The first part of the article talks about the Ewoks never being called Ewoks in the movie by name and the author wondered how he knew they were Ewoks as a kid. (I would assume because of the publicity and merchandising).
It made me think of an article I had previously written in which I tried to think back to the moment in my childhood it which I learned about who Superman was.
Check out A Superman Mystery on Obscene Newg.com - or it has been posted below.
I think most boys grow up loving Superman. He is a pop culture icon that falls into the hands of most boys in one form or another. Some kids read the comic, others see the movies, and some have action figures. He’s the Universal Hero. How can you not like him? He stands for truth, justice, and the American way.
Since seeing Superman Returns I have been trying to remember how I was introduced to Superman. Do kids just know who he is automatically? I have a really good memory of my childhood, but it’s something I can’t remember. Must have happened early. I remember having a t-shirt, underwear, a suitcase, and an action figure… but which came first? I guess the best way to find out is to search out evidence of Superman in my life. It may be tricky due to the fact that I no longer own some of this stuff. I can’t look for a copyright date on the underpants because I don’t know what happened to them after I outgrew them. It seems the most logical approach is to work backwards from more recent to oldest. I’ll start off with the ticket stub documenting that I saw Superman Returns on 7/2/06.
|Check out those pecs!|
I recently finished reading Superman/Batman Vol. 1 trade paperback. I love Ed McGuinness’ art. I bought the book after reading the first few pages in a freebie comic on Free Comic Book day. I drew this picture of Superman in May of 2006 based on art work from that comic. Of course, this is all recent evidence. I’m going to have to dig deeper.

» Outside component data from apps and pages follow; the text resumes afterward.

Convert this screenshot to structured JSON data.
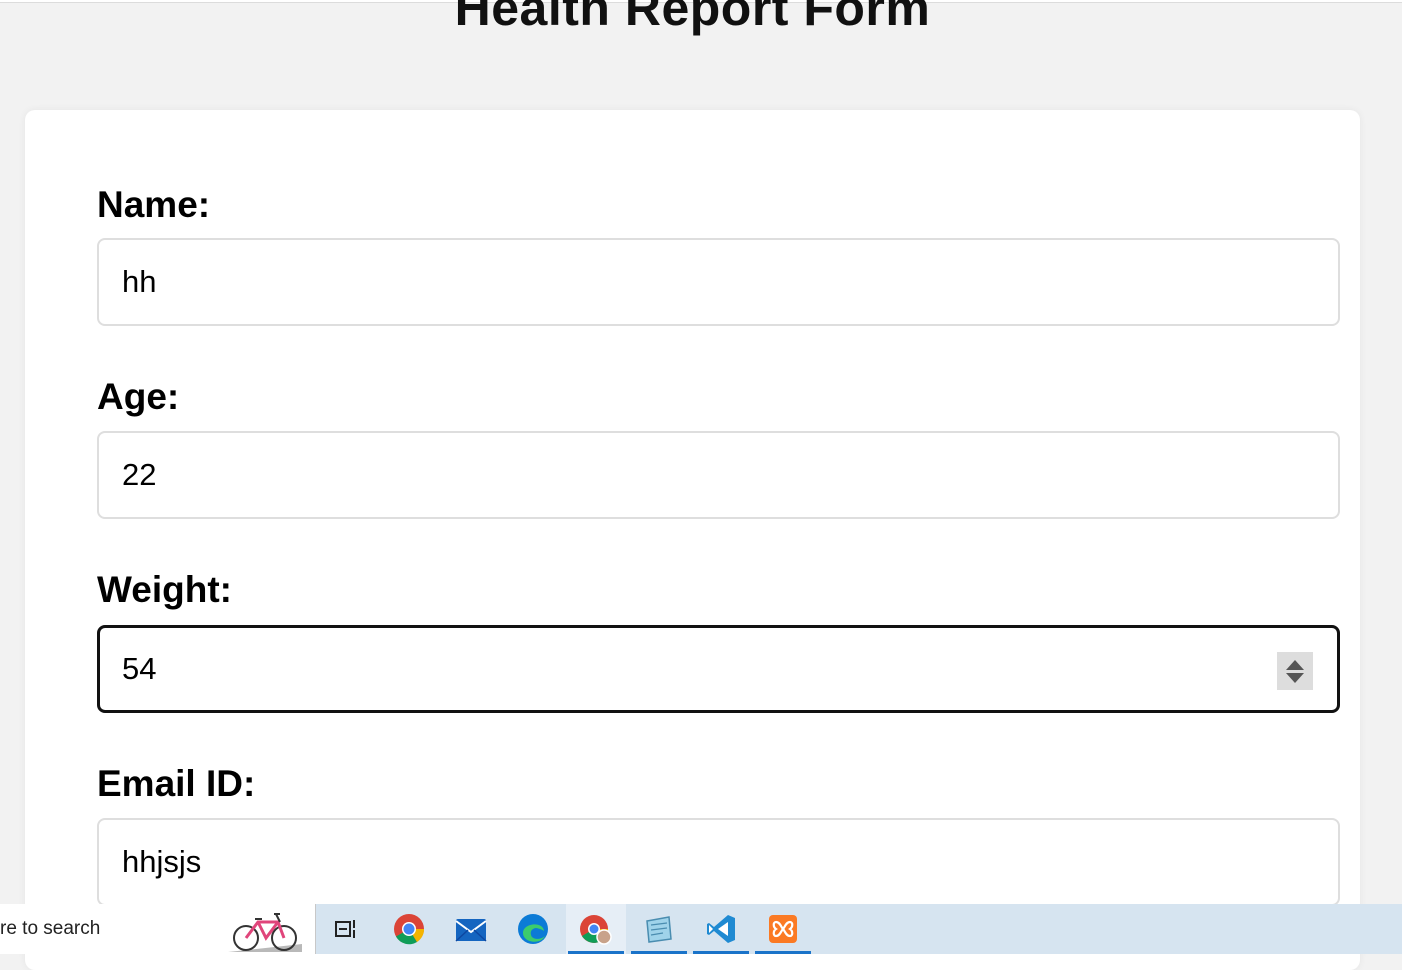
{
  "page": {
    "title": "Health Report Form"
  },
  "form": {
    "fields": [
      {
        "label": "Name:",
        "value": "hh"
      },
      {
        "label": "Age:",
        "value": "22"
      },
      {
        "label": "Weight:",
        "value": "54"
      },
      {
        "label": "Email ID:",
        "value": "hhjsjs"
      }
    ]
  },
  "taskbar": {
    "search_text": "re to search",
    "icons": [
      "task-view-icon",
      "chrome-icon",
      "mail-icon",
      "edge-icon",
      "chrome-profile-icon",
      "notepad-icon",
      "vscode-icon",
      "xampp-icon"
    ],
    "colors": {
      "accent": "#1a73c9",
      "background": "#d6e4f0"
    }
  }
}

The next item I found was this pencil drawing done on Christmas Eve 2001. It’s based on an image of Superman trying to seal up a breaking dam with his heat vision. The original art it was based on is by David Ross, and appears in Doug Moench’s JLA: Act of God. It’s an Elseworlds comic that looks at how heroes would deal with the loss of their god-like superpowers.
|Who could be grumpy wearing a Superman shirt?|
|Read this. Seriously.|
Skipping back a couple of years to January 1995, we find this drawing of Superman with the superhero team Xenobrood. According to the date, I drew this near the end of my years in elementary school. It’s from another comic written by Doug Moench with art by Tomm Coker. Xenobrood was a limited mini-series about a new superhero team, and in the last issues they team up with Superman.
|It's a bird? Or is it a plane?|
The next artifact I found is not dated. Even without a date I can determine that this was drawn in 3rd grade because of which spiral bound notebook I drew it in. As a kid, I filled a 70 sheet spiral notebook every year with drawings. It’s Superman flying through the air. There’s not a whole lot to say about the drawing, but it serves as good documentation for the middle years of elementary school.
Here’s a picture taken when I was seven, at an auction at my grandparents’ farm. Two of my uncles dissolved their farming partnership. One uncle moved up north and continued farming while the other one went into retail. I’m the one with the Superman shirt on. The photo proves I knew who Superman was when I was seven. It’s kind of odd, but I remember a lot of things from that day, including a conversation with my friend in the dark blue shirt next to me that spawned a childhood catch phrase. I don’t remember wearing that shirt that day. I remember leaving school early to go to the auction. I remember my Dad videotaping the events of the day. I remember eating a hotdog and drinking a soda as bees buzzed around. Seven years old… I had to have known of him earlier than that.
|Is it a plane? Or a bird?|
|It's punch-out Superman|
I got a birthday card one year that contained punch out pictures of Superman, Batman, and Robin. The copyright information on these punch-outs is no help because Superman is dated 1975, while the Dynamic Duo is dated 1966. Both of these dates are before I was born. I conclude that it must be the copyright date for that specific image, or the character’s likeness. I have a feeling that it may be connected to the Superpowers toy line or Super Friends cartoon show of the early 1980’s.